Assistant Features Editor
The preacher that came on campus berating students over their lifestyles immediately put himself in the spotlight, while missionaries with a softer message have been under the radar for months.
Stationed in Troy by the Church of Jesus Christ of Latter-day Saints, Sister Satterthwaite and Sister Campbell are trying to get students involved and to allow their mission to be known.
They feel that they have been successful on campus by relating to students because they were recently students themselves.
“I went for two semesters to Brigham Young University. I loved it. It was hard work, but it was fun,” said 20-year-old Campbell, from Spanish Fork, Utah.
“I haven’t attended college. I graduated high school last May. I’m just taking a break,” said Satterthwaite, who is 19-years-old and from Roy, Utah.
Until this mission, both lived normal lives similar to the ones led by students at Troy.
“I mostly just loved to do anything with my friends and family. I also really liked photography, and I play a little bit of guitar,” Campbell said of her life back in Utah.
Of her high school years, Satterthwaite said, “Before my mission, I long boarded a lot. I was in a lot of engineering clubs—I liked building robots.” Referring to the dress code missionaries adhere to, she said, “Before the skirts and tights, I dressed in Converse and skinny jeans—that was my favorite.”

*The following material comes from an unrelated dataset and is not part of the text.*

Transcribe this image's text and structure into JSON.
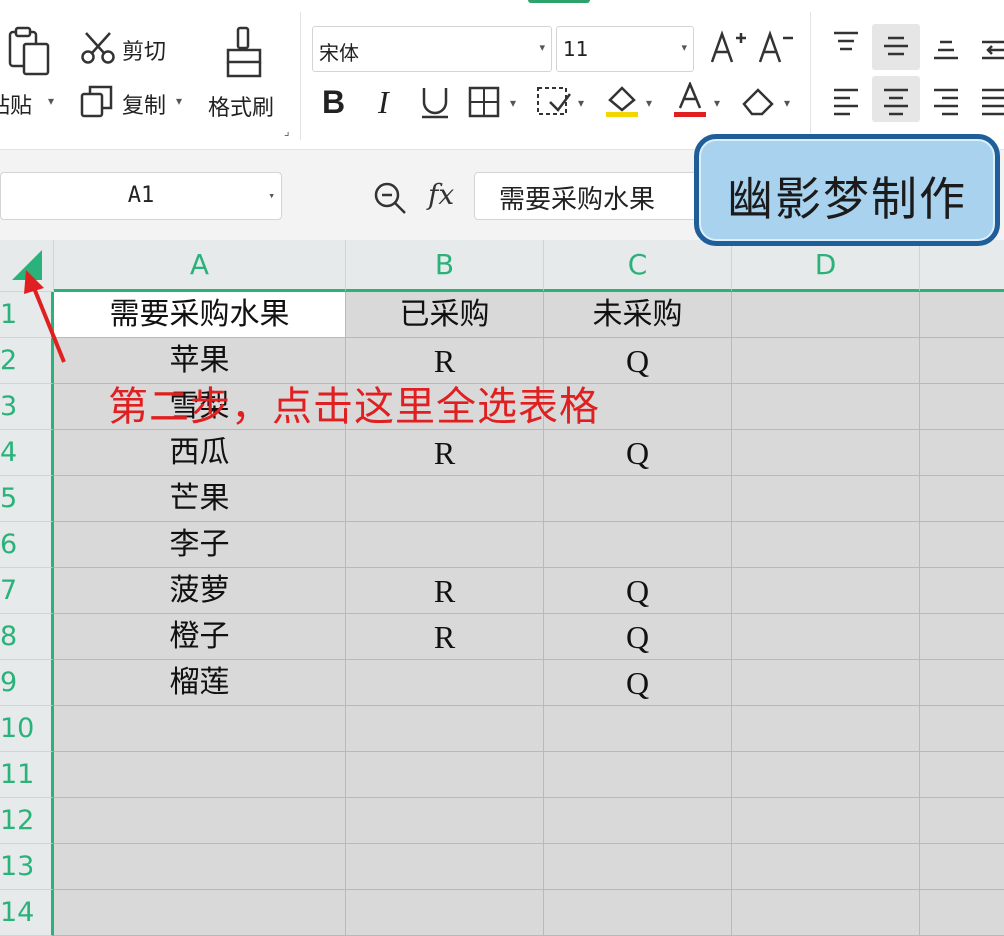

The youth in the Mormon church are given the opportunity to go on this missionary trip, lasting a total of 18 months.
After receiving their mission, he or she attends a local church, while reaching out to the community.
“I have a friend serving in Denmark, another in Africa, another in Spain. You just never know,” Satterthwaite said. “Our boundaries are the panhandle of Florida and bottom third of Alabama.”
Both have been in Troy since the beginning of their mission—Satterthwaite for four months and Campbell for seven.
Every six weeks, through prayer and review, it is decided whether they will remain in Troy or move to another location within their mission boundaries.
Neither is upset to have been placed in the rural South rather than Europe or another continent, though.
“I just love the South. I love that everyone’s so nice. I love the culture, especially being in a college town. I love being surrounded by people my age and people that are equally excited,” Satterthwaite said.
“Yeah, it’s fun to be working on a college campus and not be in school,” Campbell said.
When asked how he felt about missionaries and campus outreach, freshman political science major Brigham Schellinger from Mobile said, “I respect missionaries because it shows legitimate devotion to the cause—especially extended journeys like this one.”
Having uprooted their lives and educations, each is able to email her family for only a couple of hours every week. The rest of the time is spent learning and serving.
“I honestly hope that me being here makes a difference in someone else’s life. Hopefully in some small way I will be able to bring people closer to Christ and help them see the happiness that I get from the Gospel and feel that happiness as well,” Campbell said of her reasoning behind embarking on the trip.
The missionaries moved out of a predominantly Mormon area. According to Gallup, about 67 percent of Utah is Mormon while only 0.5 percent of Alabama’s population is affiliated with the Mormon church.
It is very possible that differences have already been made, if only in educating others about this branch of Christianity and dispelling some myths about the church.
“It’s not really called the Mormon church. It’s just a nickname that society has given us,” Satterthwaite said when asked about common misconceptions. The proper name of the church is the Church of Jesus Christ of Latter-day Saints, though ‘Mormon’ is commonly used.
“We don’t worship Joseph Smith,” she said, mentioning the founder of the church, whom most in this area are probably not familiar with.
“I really don’t know that much about it,” freshman nursing major Kristin Lange from Gardendale said when questioned about her knowledge of Mormon beliefs.
Among the crazier myths, the missionaries said they have heard of people that believed Mormons grew horns.
When questioned about the idea of campus outreach, students returned with mixed reviews. “I personally would not involve myself. Not because of anything wrong with them, but I have no interest in becoming a Mormon,” Schellinger said.
If you would like to learn more about Mormon theology or just want to hang out, the missionaries are on campus frequently and have several weekly events.
Ultimate Frisbee is held every Saturday at 6:30 p.m. on the practice fields near the Trojan Arena. They also host a Bible study every Tuesday night at 7 p.m. in Patterson 201. Anyone is welcome to attend either event.
“We believe in a God of love, and we believe that He didn’t create all of us to come down and be damned because of all the bad things we do,” Campbell said.